Usain Bolt vs Haile Gebrselassie, Who are you more like?

Did you know that your body is better adapted for long distance endurance running than any mammal? Big up to Usain Bolt, but it is Haile Gebrselassie that actually displays our real potential as people. In simple English, you and I are naturally built to go “the long haul” than to do a dash.

I find comfort in this new knowledge because in our 21st century life on a fast lane, speed seems to be more celebrated than perseverance and consistency. We live in a world where there is almost instant everything. Innovation is defined by “How much Faster is it?” or “Does it make things Shorter. And it has its pecks: Life is easier and somewhat sweeter.

However on the flip-side, it builds the notion that whatever is not instant and within a short time frame is no good. When endurance, stamina and consistency gets the back seat, the default mindset becomes to accomplish in a dash, things that would have required the long haul for better output. It mounts an undue pressure and sets the perfect stage for a burn-out.

I have learnt that this is a wrong mindset to have in navigating the race of life, especially if you are running with God.

I believe that’s why God designed our bodies to be better suited for the long distance. You can also see this attribute all over nature. For instance, you can’t have an instant palm tree. So it is perfectly normal after all, not to expect everything to happen overnight.

Scripture says in Hebrews 12 “let us run with perseverance the race marked out for us”.

The most efficient way to run your life’s race is not as a 100 meters sprint, but a long distance marathon. And that requires perseverance, persistence and consistency.

Now you see why that knowledge encourages me. I am already built for the long haul.

I don’t have to feel bad when a project I started out on doesn’t seem to be progressing as fast as I expected (judged by the instant mindset). Rather I stay motivated and persist in consistently the things I know are right irrespective of the length of time, because when I will finally get there, it will be much “sweeter” than if I took the shortcut for a dash.

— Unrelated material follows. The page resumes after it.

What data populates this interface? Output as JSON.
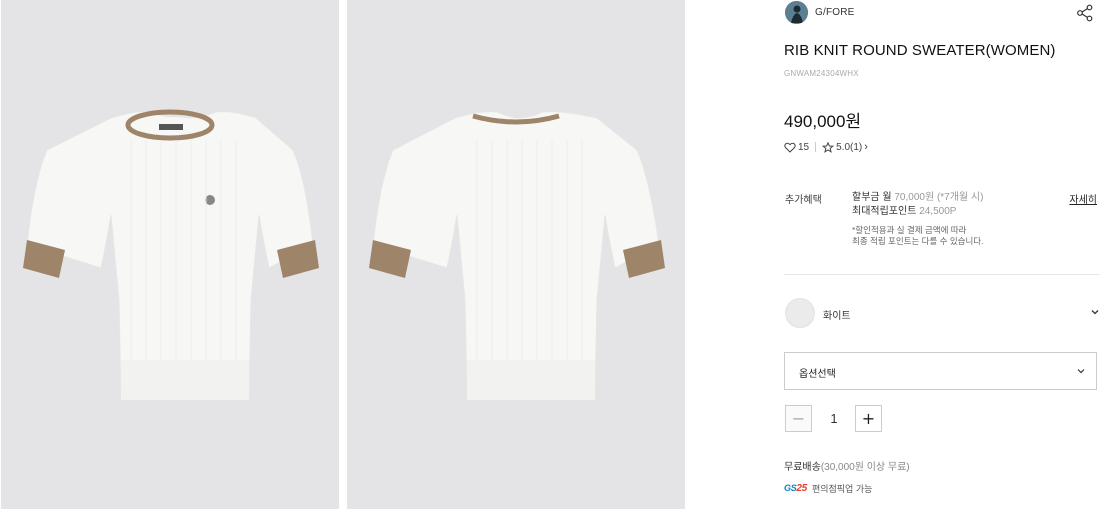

Then I will be functioning at my optimal. No hurry, No pressure. Even wine tastes sweeter with age.

Can you attest to that?